Variables are simply strings. Always. Plain text strings and nothing more.
Keyboard Maestro has to deal with things like points and rectangles and so Keyboard Maestro allows a string that consists of a sequence of numbers separated by commas to be considered points or rectangles as appropriate.
Variables in that format can be referenced as arrays, as in “Var”. So if Var holds “10,20,30,40”, Var would be 30.
To simplify the use of rectangles and points, there is also a dot notation where you can use Var.top which is exactly equivalent to Var. The possible values are:
- x (1)
- y (2)
- left (1)
- top (2)
- width (3 or 1 - depending on whether there are 2 or 4 elements in the array)
- height (4 or 2)
- right (Var.left + Var.width)
- bottom (Var.top + Var.height)
- MidX (Var.left + Var.width / 2)
- MidY (Var.top + Var. height / 2)
- fuzz (5)
But they are all internally defined, you cannot define your own.
To pass more than one parameter, pick a character (or string if necessary) that is not used in your text and concatenate them that way.
Comma’s obviously work for some simple cases. If you text needs comma’s in it, then perhaps bullets (Option-8 •). Failing that, you can use some unique string like “,KMSEP,”. Use the Search Variable acton to break the parameter apart.

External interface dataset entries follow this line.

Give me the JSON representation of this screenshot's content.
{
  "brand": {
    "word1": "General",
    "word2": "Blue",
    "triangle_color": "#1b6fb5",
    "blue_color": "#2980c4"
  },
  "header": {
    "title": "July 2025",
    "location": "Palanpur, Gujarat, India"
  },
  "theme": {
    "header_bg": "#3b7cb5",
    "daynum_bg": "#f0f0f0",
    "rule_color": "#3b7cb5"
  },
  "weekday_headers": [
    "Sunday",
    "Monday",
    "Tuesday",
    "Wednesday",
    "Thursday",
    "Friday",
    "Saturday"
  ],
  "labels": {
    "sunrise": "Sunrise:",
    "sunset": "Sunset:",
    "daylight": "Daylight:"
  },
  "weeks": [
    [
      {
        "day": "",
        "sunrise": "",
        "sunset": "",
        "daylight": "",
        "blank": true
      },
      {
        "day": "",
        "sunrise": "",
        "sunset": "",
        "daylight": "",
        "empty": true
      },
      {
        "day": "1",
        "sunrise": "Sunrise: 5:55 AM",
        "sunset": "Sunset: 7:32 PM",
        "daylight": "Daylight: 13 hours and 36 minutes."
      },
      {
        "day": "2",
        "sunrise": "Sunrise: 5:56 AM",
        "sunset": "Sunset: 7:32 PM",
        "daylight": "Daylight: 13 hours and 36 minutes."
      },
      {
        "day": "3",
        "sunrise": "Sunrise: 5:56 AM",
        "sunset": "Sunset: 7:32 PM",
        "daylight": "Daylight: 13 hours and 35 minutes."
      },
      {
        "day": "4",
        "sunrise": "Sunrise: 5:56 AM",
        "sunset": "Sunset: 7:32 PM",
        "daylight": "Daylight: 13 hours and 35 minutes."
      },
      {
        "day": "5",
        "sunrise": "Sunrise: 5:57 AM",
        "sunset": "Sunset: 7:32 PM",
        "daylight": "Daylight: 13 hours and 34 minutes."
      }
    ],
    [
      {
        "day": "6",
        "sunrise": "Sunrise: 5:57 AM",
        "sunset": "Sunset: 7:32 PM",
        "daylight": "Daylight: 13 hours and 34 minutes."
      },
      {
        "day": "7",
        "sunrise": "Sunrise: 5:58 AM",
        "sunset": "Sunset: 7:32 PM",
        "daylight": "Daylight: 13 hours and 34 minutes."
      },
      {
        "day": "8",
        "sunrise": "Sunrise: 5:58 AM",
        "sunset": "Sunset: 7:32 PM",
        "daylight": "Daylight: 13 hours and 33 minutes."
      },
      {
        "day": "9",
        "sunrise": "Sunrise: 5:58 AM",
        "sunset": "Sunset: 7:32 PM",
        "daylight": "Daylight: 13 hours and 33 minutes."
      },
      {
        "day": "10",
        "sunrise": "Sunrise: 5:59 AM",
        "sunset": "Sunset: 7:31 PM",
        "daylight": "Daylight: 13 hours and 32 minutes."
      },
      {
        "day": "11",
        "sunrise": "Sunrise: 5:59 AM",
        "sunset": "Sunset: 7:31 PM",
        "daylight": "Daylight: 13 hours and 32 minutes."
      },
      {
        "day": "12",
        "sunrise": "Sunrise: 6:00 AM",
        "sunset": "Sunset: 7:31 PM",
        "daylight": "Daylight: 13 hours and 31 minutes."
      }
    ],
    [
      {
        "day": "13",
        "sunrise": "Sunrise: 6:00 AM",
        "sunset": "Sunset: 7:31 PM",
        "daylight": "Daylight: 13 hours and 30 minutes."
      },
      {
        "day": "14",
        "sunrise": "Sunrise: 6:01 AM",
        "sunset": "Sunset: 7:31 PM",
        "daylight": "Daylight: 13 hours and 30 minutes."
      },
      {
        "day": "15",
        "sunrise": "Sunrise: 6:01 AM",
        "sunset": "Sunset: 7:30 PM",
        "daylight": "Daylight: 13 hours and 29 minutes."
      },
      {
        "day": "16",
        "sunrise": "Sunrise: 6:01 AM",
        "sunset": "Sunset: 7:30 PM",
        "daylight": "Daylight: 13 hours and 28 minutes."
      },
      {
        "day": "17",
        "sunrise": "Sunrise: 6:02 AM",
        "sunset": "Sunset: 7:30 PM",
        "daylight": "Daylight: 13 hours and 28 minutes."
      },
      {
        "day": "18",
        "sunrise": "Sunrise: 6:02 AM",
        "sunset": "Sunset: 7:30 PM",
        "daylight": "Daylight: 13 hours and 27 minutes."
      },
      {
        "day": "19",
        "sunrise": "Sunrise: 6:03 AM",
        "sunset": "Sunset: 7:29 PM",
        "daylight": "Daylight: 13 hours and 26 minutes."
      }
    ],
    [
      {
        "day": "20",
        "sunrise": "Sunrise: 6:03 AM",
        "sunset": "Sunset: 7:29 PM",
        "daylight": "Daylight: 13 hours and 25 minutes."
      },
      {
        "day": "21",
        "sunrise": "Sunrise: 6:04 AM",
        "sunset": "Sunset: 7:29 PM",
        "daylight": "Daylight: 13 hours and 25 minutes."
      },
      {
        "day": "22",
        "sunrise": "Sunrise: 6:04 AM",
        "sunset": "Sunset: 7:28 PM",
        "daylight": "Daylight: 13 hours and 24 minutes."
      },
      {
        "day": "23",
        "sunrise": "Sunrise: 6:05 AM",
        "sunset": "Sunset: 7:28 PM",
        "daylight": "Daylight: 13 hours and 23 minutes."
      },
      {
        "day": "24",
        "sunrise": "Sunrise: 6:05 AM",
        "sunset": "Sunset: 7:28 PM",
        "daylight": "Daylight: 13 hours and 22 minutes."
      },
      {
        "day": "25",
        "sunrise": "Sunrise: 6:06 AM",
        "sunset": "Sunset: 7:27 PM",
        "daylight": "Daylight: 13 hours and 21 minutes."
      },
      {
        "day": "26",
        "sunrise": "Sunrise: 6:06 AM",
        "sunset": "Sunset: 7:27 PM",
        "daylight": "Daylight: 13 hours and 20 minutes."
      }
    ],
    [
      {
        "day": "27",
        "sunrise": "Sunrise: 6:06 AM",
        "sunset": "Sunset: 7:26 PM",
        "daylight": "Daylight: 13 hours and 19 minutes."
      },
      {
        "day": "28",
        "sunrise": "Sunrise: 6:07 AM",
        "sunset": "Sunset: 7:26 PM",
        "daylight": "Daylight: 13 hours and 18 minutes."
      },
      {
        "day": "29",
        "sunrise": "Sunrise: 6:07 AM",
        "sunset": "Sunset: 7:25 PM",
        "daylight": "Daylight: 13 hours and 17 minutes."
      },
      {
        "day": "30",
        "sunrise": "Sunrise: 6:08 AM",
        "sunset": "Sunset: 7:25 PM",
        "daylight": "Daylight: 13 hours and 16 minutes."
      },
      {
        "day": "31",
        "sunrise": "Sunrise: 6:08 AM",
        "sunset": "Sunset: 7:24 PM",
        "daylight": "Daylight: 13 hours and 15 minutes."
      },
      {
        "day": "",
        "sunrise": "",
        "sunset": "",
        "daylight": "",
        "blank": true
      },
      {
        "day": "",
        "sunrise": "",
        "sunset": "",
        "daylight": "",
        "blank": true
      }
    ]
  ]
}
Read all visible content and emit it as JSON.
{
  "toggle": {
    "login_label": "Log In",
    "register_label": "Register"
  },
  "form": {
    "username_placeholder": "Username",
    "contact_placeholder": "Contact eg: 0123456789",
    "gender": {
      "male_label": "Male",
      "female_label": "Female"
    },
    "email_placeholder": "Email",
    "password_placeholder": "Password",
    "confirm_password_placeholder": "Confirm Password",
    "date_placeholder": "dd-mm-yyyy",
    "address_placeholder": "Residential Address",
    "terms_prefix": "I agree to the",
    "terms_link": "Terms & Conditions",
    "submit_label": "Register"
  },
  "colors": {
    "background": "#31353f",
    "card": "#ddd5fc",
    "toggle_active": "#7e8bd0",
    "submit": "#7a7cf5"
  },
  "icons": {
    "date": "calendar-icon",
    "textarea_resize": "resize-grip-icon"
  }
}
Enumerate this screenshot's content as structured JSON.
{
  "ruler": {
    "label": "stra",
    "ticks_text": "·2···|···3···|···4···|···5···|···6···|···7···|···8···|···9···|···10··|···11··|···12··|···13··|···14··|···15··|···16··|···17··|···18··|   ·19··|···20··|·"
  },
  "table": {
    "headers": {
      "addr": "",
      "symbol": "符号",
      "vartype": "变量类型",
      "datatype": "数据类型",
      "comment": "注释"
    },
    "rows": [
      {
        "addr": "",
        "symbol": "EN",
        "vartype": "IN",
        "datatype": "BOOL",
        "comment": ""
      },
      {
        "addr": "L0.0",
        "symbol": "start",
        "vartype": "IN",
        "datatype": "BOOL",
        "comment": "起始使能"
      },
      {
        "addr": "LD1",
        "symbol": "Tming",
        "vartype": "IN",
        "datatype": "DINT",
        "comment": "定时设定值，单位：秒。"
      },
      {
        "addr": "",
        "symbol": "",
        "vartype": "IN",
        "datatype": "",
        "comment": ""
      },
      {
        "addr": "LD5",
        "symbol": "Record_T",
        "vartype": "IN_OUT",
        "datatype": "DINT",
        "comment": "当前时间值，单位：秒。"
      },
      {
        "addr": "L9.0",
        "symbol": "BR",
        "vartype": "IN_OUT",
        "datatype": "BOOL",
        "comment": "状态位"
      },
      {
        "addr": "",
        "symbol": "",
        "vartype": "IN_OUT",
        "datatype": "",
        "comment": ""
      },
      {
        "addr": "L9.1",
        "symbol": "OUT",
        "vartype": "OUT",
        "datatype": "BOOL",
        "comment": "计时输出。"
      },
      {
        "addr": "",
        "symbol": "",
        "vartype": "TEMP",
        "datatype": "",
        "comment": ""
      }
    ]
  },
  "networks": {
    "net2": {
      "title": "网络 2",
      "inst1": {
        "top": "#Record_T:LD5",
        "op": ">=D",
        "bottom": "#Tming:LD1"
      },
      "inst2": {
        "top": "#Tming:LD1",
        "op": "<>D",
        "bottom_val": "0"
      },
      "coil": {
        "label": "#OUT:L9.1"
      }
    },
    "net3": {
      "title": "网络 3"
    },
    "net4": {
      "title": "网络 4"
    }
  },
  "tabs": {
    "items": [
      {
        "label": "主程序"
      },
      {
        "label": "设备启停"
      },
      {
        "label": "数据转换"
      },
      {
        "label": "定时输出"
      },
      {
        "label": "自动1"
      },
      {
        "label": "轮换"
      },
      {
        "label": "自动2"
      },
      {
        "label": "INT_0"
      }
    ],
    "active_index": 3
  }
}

Or alternatively, just define the input variables. All variables are global. And yes, in programming, global variables are generally bad and all that, but we’re not building operating systems here.